Born and raised in the suburbs of Los Angeles, Boulder artist Jason García’s paintings still carry with them the edge and ferocity of the city. An accomplished artist on various fronts, García’s art has manifested everywhere from murals on city streets to fine art pieces hanging in downtown galleries. He can also take credit for being one of the founding pioneers of live painting, having toured with Sound Tribe Sector Nine for nearly a decade.
While these days it’s a common sight to see an artist onstage with a band, back when García started, the concept was virgin and unexplored. When he was first approached by a San Francisco band in 1998 to paint onstage, he had never heard of anyone doing such a thing.
“When I first started, all the club managers and stage managers would immediately say, ‘No, you can’t do that,’” García says. “We’d have to have all these meetings with the management and explain to them that I’m not splashing paint all over the stage like Jackson Pollock, that it’s this meticulous sort of process. Eventually they became cool with it. Now it’s not uncommon to see people’s names on flyers for doing live painting. It’s completely blown up.”
García has live painted at venues across the country and the world, having done an estimated 150 shows with STS9 alone.
“There’s been moments when I’ve been on stage with STS9 and there’s all these people behind us having a great time, but what really does it for me is the bond between us, that we’re all doing what we love,” García says. “There’s nothing like it, to be honest.”

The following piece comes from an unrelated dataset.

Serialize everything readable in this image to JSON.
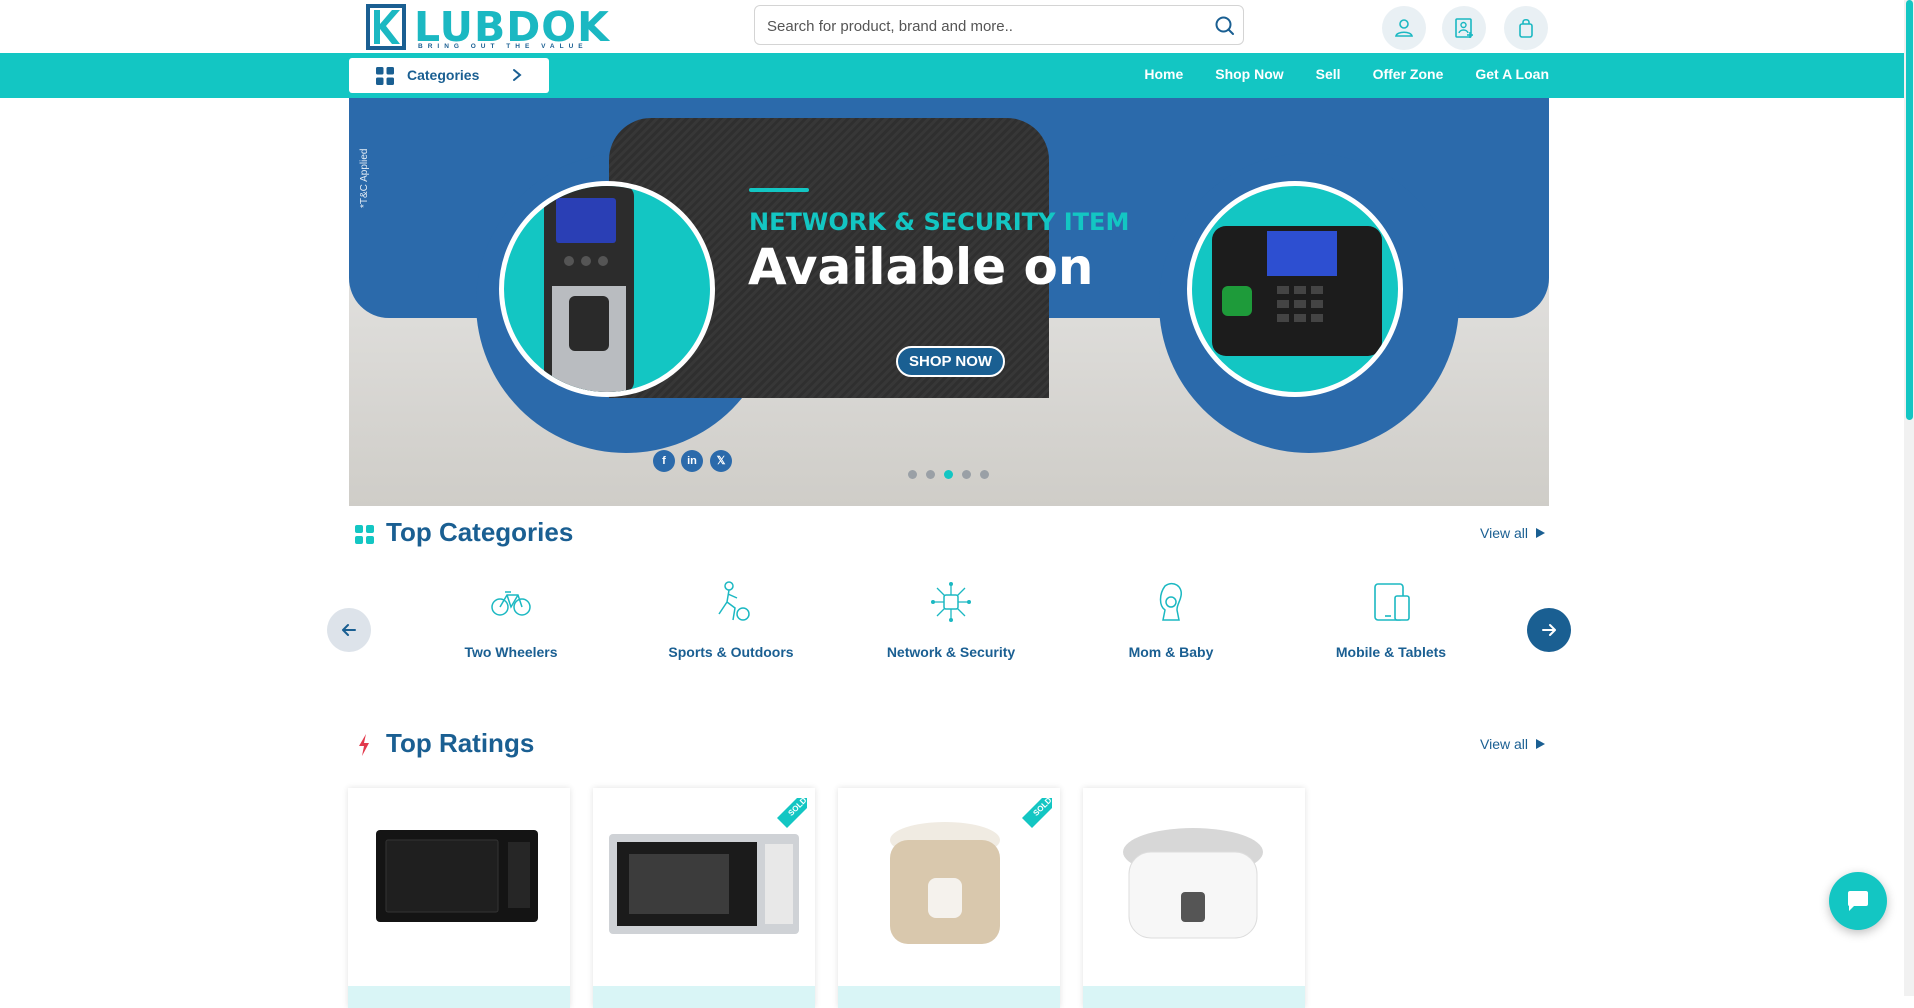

Many of García’s paintings were started while he was onstage, but later finished after months of fastidious work in his studio. His most recent work, currently displayed at the Lucid Gallery in Denver, are multilayered explorations of therianthropy, a term referring to the metamorphosis of humans into other animals.

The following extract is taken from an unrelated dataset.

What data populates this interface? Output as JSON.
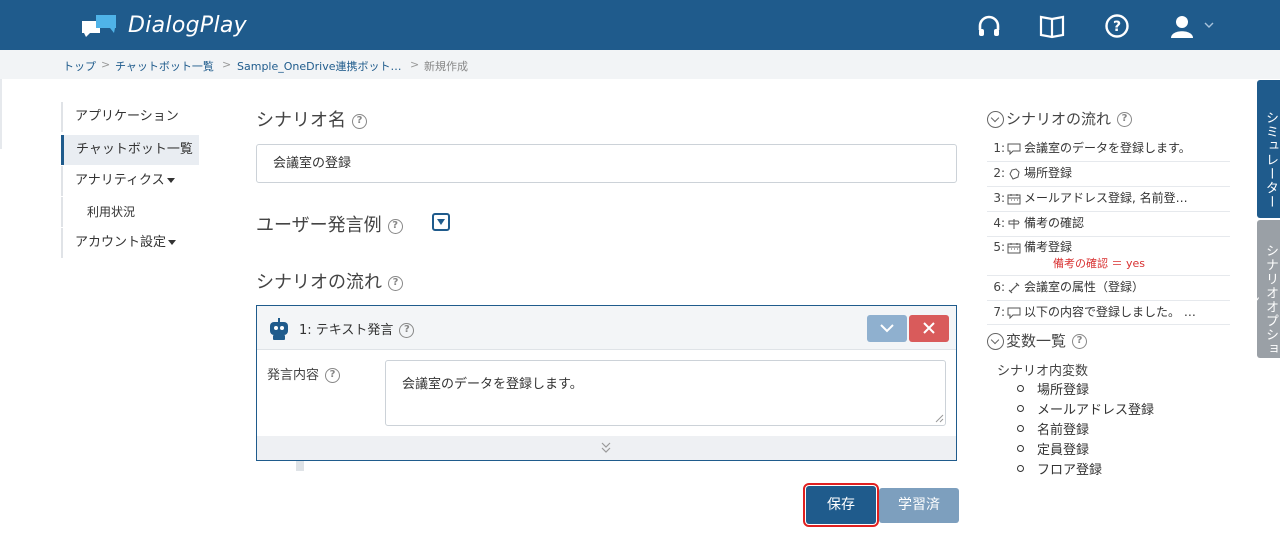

“When I first started exploring the therianthropic concept, human hands and canine jaws began to appear from an articulated abstract geometric background,” García says. “As one embraces or retreats from the unknown, the beastly inner world begins to reveal itself. As a human observer of that inner world, we have the option to attempt to conceal or openly integrate that into the outer experience and express it to others. I think that a lot of my paintings are identifying some sort of unpredictable and solemn anger that can exist within people because they’ve buried something or they have something within them that they haven’t really dealt with.”
While García is developing a painting, he does so without attempting to conceptualize it, allowing it the space to evolve independently of his own agenda.
“Of course there’s intention in the paintings and the process, but if I made an attempt to completely understand the paintings, it would be forced,” García says.
“Most of the time, a painting and the complete meaning and reason for making it reveal itself to me over time. On a certain level, the paintings are an acceptance of having an amicable relationship with the unknown.”
García has been exploring this relationship through art since he was a kid, when he would spend his time drawing armies with his friends instead of playing on the playground. His teachers noticed his talent at an early age, encouraging his parents to nurture his artistic aptitude. He later got a degree in fine arts from UCLA.
While his work could easily be grouped into a variety of different categories — whether surrealist, pop surrealist, visionary, low-brow or transformative — he willfully refuses to label his own work and seems to resist being pigeonholed.
“When you get down to it, that sort of labeling, especially when it’s self-labeling, just isn’t approachable. When someone self-labels their work as visionary or transformative, that can be based on a kind of egocentric perspective revolving around a specific peak experience that’s just not the type of blue-collar experience that everyone has had,” García says. “I’m not saying it’s not powerful, but my observation is that it can tend to be alienating and understood by only an exclusive few.”
Perhaps García’s resistance to being labeled comes in part from his desire to keep his work evolving and free from the restrictive and stagnant impact a label can sometimes have on creativity.
“I think people can get stuck on a look,” García says.
“The artists that I really admire reshape their subject matter and their art over time. If an artist changes the way they look at things and the things they look at, they can create change around them.”
On the Bill
Jason García will
be live painting at the STS9 after-party from Dec. 29 through Dec. 31
at Cassleman’s Bar and Venue. Tickets are $25. 2620 Walnut St., Denver,